Gratitude and Humility
October 1, 2009 - Members of the Masai tribe in West Africa understand that gratitude and humility go hand in hand. When they want to say “Thank you,” they touch their forehead down to the ground and say, literally, “My head is in the dirt.”
by Nancy Leigh DeMoss
Another African tribe expresses gratitude in a similar way by saying, “I sit on the ground before you.” When someone wants to make his gratitude known, he goes and just sits quietly for a period of time in front of the hut of the person to whom he is grateful.
One of the fundamental qualities invariably found in a grateful person is humility. Gratitude is the overflow of a humble heart, just as surely as an ungrateful, complaining spirit flows out of a proud heart.
Proud people are wrapped up in themselves. They think much of themselves and little of others. If people or circumstances don’t please or suit them, they are prone to whine or become resentful. This month’s study reminds us that “God opposes the proud.” The concept is that He stiff-arms them, He keeps them at a distance, He “sets Himself in battle array” against them.
But when we choose to humble ourselves, as we are exhorted in James 4, God draws near to us and pours His grace into our lives. His Spirit does a cleansing, purifying work in our hearts; gives us victory over the noisy, demanding tyrant of self; and enables us to be thankful people, even in the midst of challenging circumstances.
Humble people are wrapped up in Christ. A humble person thinks much of God and others, and little—if at all—of himself. He recognizes that anything he has is better than he deserves. He does not feel anyone owes him anything. He does not feel entitled to have more, or for life to be easy, or for everyone to love him and treat him well. He is grateful for the least little kindness that is extended to him, knowing it is more than he deserves.
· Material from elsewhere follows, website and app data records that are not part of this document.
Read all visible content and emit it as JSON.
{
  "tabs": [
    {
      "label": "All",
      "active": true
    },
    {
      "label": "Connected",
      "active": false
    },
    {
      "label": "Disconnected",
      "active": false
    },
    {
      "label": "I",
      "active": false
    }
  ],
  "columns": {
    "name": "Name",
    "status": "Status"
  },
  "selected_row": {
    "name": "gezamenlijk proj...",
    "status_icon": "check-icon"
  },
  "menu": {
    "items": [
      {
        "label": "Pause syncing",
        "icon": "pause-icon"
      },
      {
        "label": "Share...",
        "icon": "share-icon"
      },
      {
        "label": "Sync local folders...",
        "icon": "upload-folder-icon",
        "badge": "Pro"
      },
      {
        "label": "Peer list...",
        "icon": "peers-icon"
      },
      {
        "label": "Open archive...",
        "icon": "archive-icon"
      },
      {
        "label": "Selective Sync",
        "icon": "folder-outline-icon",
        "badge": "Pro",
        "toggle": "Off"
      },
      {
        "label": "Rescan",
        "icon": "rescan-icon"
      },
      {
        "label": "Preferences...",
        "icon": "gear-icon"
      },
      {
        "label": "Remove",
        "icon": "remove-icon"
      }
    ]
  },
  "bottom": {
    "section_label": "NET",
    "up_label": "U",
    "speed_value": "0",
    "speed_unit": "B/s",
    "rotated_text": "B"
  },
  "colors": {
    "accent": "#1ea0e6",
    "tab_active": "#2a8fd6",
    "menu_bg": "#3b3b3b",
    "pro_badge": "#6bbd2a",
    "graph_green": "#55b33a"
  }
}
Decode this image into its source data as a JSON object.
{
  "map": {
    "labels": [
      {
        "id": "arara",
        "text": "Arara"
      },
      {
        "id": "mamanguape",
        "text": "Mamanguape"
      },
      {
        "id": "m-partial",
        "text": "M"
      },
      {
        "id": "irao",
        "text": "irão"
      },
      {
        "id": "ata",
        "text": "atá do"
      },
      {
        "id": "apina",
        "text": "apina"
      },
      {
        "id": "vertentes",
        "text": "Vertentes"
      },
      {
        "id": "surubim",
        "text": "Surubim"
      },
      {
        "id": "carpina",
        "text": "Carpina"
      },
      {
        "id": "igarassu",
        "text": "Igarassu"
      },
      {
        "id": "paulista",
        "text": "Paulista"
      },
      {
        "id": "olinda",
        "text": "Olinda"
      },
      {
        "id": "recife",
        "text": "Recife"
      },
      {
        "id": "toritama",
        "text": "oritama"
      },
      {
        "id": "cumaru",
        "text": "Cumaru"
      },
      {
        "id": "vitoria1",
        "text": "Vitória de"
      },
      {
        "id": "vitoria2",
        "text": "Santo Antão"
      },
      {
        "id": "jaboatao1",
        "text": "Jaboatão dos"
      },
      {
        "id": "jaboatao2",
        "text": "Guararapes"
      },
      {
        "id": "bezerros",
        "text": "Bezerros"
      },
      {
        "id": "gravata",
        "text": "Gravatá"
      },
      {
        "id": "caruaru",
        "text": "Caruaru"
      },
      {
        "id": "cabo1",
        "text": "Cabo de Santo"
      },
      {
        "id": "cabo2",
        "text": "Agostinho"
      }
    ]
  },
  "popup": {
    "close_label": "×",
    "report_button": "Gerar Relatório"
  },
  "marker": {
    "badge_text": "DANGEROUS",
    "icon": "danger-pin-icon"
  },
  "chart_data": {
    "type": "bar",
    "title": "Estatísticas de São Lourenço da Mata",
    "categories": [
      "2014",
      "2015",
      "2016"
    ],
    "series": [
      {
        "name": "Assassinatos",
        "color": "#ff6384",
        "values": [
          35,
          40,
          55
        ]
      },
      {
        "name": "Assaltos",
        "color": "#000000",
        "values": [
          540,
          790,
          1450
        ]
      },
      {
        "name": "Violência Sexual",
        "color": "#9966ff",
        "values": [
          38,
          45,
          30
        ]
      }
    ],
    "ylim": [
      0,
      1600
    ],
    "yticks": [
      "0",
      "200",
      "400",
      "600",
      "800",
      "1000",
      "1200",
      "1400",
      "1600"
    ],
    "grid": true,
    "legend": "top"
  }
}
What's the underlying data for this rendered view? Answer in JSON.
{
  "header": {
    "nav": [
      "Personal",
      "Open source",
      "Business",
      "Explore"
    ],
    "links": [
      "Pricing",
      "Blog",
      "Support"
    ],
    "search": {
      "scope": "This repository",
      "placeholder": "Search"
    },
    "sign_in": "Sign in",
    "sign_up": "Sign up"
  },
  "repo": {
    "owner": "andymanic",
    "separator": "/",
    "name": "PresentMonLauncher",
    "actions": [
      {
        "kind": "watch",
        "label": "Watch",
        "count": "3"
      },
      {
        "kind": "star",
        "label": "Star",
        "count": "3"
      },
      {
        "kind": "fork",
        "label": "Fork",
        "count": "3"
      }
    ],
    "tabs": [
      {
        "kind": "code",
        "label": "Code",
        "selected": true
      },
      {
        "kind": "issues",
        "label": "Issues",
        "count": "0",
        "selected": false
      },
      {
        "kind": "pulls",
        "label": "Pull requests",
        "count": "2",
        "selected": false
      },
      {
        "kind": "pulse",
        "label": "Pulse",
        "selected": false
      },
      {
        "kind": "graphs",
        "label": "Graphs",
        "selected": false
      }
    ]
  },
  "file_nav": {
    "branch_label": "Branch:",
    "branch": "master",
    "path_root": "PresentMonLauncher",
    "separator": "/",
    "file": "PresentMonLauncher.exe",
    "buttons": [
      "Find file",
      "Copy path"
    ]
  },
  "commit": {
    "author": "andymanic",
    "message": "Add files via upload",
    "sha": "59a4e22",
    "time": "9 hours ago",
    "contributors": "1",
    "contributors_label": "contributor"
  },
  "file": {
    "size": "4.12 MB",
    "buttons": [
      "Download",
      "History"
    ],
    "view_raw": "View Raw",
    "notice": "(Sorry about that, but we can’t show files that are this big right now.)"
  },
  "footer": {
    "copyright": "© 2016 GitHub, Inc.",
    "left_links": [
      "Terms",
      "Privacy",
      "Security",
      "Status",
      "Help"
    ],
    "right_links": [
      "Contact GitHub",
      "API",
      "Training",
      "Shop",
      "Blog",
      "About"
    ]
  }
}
The biblical account of Ruth is one that I find particularly moving and instructive every time I read it. Ruth was a woman with a humble heart—a trait that is a companion virtue of gratitude. She didn’t claim her rights. She didn’t insist that Boaz provide her a living by letting her glean in his fields. And because she relinquished her demands for certain expectations, she was able to be genuinely thankful when she actually did receive the blessing of his generosity. Ruth 2:10 and 13 are not a show of false flattery, but the expressions of a heart operating out of humble gratitude.
Too many of us live with a chip on our shoulder, as if the world owes us something. “You ought to do this for me. You ought to serve me. You ought to meet my needs.” But the humble heart—the grateful heart—says, “I don’t deserve this, and it’s an amazing act of grace that you should minister to my needs.”
I once journaled the following prayer after meditating on Ruth’s story: “O God, please take me back to see where You found me and where I would be today apart from You. Please strip me of my proud, demanding ways and clothe me in meekness, humility and gratitude. Empty me of myself and fill me with the sweet, gracious nature of Jesus Christ.”
Ruth just went out to serve with a humble, thankful heart. And as a result, God made sure her needs were met. He’ll do the same for you.
Gratitude in the Scriptures
Read James 4:6-10.
- What is the source of grace, and where does God bestow it, according to verse 6?
- The truly humble will show humility in their attitudes and works. What will the humble do, according to verses 7 and 8?
- What happens when we humble ourselves before God? (See verse 10.)
Read Ruth 2:1-13 and appreciate this woman with a humble heart.
Gratitude in Action
- Make a list of anything you can recall whining about recently. Include things like frustrating people, annoying circumstances, wanting something you couldn’t get (such as an uninterrupted nap), or having something you wished you didn’t have (such as a cold). How does your complaining manifest a spirit of pride, entitlement and expectations?
- Sit quietly before the Lord for a time today and say, “I sit on the ground before You.” You may even want to literally bow your head down to the ground as you come into His presence, as an expression of your desire to humble yourself before Him. Confess any pride that has shown itself in complaining, irritability, anger or resentment, rather than giving of thanks. Humbly tell Him that you don’t deserve any of His favor, and give Him thanks for any specific recent blessings He brings to mind—including those situations you have complained about! (If a circumstance involves something sinful or evil, ask how He might want to use it in your life to make you more like Jesus.)
- Whom do you know who consistently exhibits a grateful spirit? What is it about them that makes them so remarkable? What can you learn from their example?
Nancy Leigh DeMoss is the author of 10 books, including “Lies Women Believe
and the Truth That Sets Them Free” and “Choosing Gratitude: Your Journey to
Joy.” She is the teacher for two nationally-syndicated programs, Revive Our
Hearts and Seeking Him. Nancy’s burden is to call women to freedom, fullness
and fruitfulness in Christ and to see God ignite true revival in the hearts
of His people. For more information, visit ReviveOurHearts.com.